*** Records to process Section Begins ***

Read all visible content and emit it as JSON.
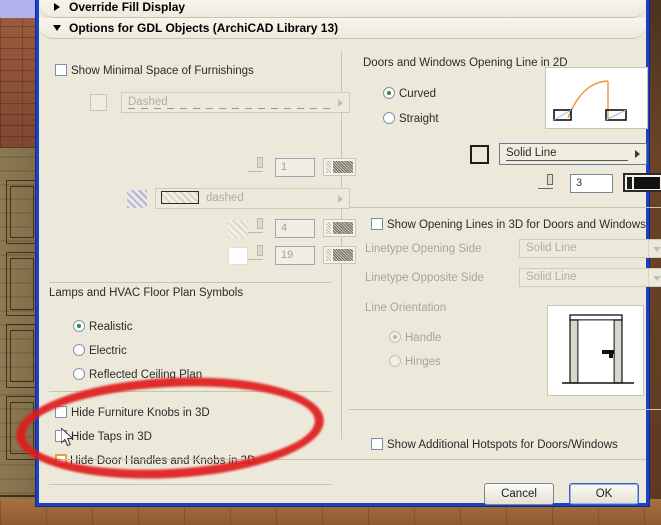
{
  "dialog": {
    "sections": [
      {
        "title": "Override Fill Display",
        "state": "collapsed",
        "icon": "triangle-right-icon"
      },
      {
        "title": "Options for GDL Objects (ArchiCAD Library 13)",
        "state": "expanded",
        "icon": "triangle-down-icon"
      }
    ]
  },
  "left": {
    "minimal_space_checkbox": {
      "label": "Show Minimal Space of Furnishings",
      "checked": false
    },
    "line_row": {
      "swatch_label": "",
      "linetype_value": "Dashed",
      "pen_weight": "1",
      "pen_color_label": ""
    },
    "fill_row": {
      "fill_value": "dashed",
      "fill_pen_weight": "4",
      "background_pen_weight": "19"
    },
    "lamps_group": {
      "title": "Lamps and HVAC Floor Plan Symbols",
      "options": [
        {
          "label": "Realistic",
          "selected": true
        },
        {
          "label": "Electric",
          "selected": false
        },
        {
          "label": "Reflected Ceiling Plan",
          "selected": false
        }
      ]
    },
    "hide_checkboxes": [
      {
        "label": "Hide Furniture Knobs in 3D",
        "checked": false,
        "highlighted": false
      },
      {
        "label": "Hide Taps in 3D",
        "checked": false,
        "highlighted": false
      },
      {
        "label": "Hide Door Handles and Knobs in 3D",
        "checked": false,
        "highlighted": true
      }
    ]
  },
  "right": {
    "opening_line_group": {
      "title": "Doors and Windows Opening Line in 2D",
      "options": [
        {
          "label": "Curved",
          "selected": true
        },
        {
          "label": "Straight",
          "selected": false
        }
      ],
      "preview": "door-swing-curved-preview"
    },
    "opening_line_style": {
      "linetype_value": "Solid Line",
      "pen_weight": "3",
      "pen_color_label": ""
    },
    "show_opening_lines_3d": {
      "label": "Show Opening Lines in 3D for Doors and Windows",
      "checked": false
    },
    "linetype_opening_side": {
      "label": "Linetype Opening Side",
      "value": "Solid Line",
      "enabled": false
    },
    "linetype_opposite_side": {
      "label": "Linetype Opposite Side",
      "value": "Solid Line",
      "enabled": false
    },
    "line_orientation": {
      "title": "Line Orientation",
      "options": [
        {
          "label": "Handle",
          "selected": true
        },
        {
          "label": "Hinges",
          "selected": false
        }
      ],
      "preview": "door-elevation-preview"
    },
    "show_additional_hotspots": {
      "label": "Show Additional Hotspots for Doors/Windows",
      "checked": false
    }
  },
  "footer": {
    "cancel_label": "Cancel",
    "ok_label": "OK"
  },
  "colors": {
    "dialog_border": "#1a41c8",
    "dialog_bg": "#ece9db",
    "radio_dot": "#2e8b2e",
    "annotation": "#e01c1c",
    "highlight_checkbox": "#e0a43c",
    "swing_arc": "#e89b3c"
  }
}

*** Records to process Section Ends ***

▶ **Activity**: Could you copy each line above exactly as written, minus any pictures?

▶ **Response**:
Read all visible content and emit it as JSON.
{
  "dialog": {
    "sections": [
      {
        "title": "Override Fill Display",
        "state": "collapsed",
        "icon": "triangle-right-icon"
      },
      {
        "title": "Options for GDL Objects (ArchiCAD Library 13)",
        "state": "expanded",
        "icon": "triangle-down-icon"
      }
    ]
  },
  "left": {
    "minimal_space_checkbox": {
      "label": "Show Minimal Space of Furnishings",
      "checked": false
    },
    "line_row": {
      "swatch_label": "",
      "linetype_value": "Dashed",
      "pen_weight": "1",
      "pen_color_label": ""
    },
    "fill_row": {
      "fill_value": "dashed",
      "fill_pen_weight": "4",
      "background_pen_weight": "19"
    },
    "lamps_group": {
      "title": "Lamps and HVAC Floor Plan Symbols",
      "options": [
        {
          "label": "Realistic",
          "selected": true
        },
        {
          "label": "Electric",
          "selected": false
        },
        {
          "label": "Reflected Ceiling Plan",
          "selected": false
        }
      ]
    },
    "hide_checkboxes": [
      {
        "label": "Hide Furniture Knobs in 3D",
        "checked": false,
        "highlighted": false
      },
      {
        "label": "Hide Taps in 3D",
        "checked": false,
        "highlighted": false
      },
      {
        "label": "Hide Door Handles and Knobs in 3D",
        "checked": false,
        "highlighted": true
      }
    ]
  },
  "right": {
    "opening_line_group": {
      "title": "Doors and Windows Opening Line in 2D",
      "options": [
        {
          "label": "Curved",
          "selected": true
        },
        {
          "label": "Straight",
          "selected": false
        }
      ],
      "preview": "door-swing-curved-preview"
    },
    "opening_line_style": {
      "linetype_value": "Solid Line",
      "pen_weight": "3",
      "pen_color_label": ""
    },
    "show_opening_lines_3d": {
      "label": "Show Opening Lines in 3D for Doors and Windows",
      "checked": false
    },
    "linetype_opening_side": {
      "label": "Linetype Opening Side",
      "value": "Solid Line",
      "enabled": false
    },
    "linetype_opposite_side": {
      "label": "Linetype Opposite Side",
      "value": "Solid Line",
      "enabled": false
    },
    "line_orientation": {
      "title": "Line Orientation",
      "options": [
        {
          "label": "Handle",
          "selected": true
        },
        {
          "label": "Hinges",
          "selected": false
        }
      ],
      "preview": "door-elevation-preview"
    },
    "show_additional_hotspots": {
      "label": "Show Additional Hotspots for Doors/Windows",
      "checked": false
    }
  },
  "footer": {
    "cancel_label": "Cancel",
    "ok_label": "OK"
  },
  "colors": {
    "dialog_border": "#1a41c8",
    "dialog_bg": "#ece9db",
    "radio_dot": "#2e8b2e",
    "annotation": "#e01c1c",
    "highlight_checkbox": "#e0a43c",
    "swing_arc": "#e89b3c"
  }
}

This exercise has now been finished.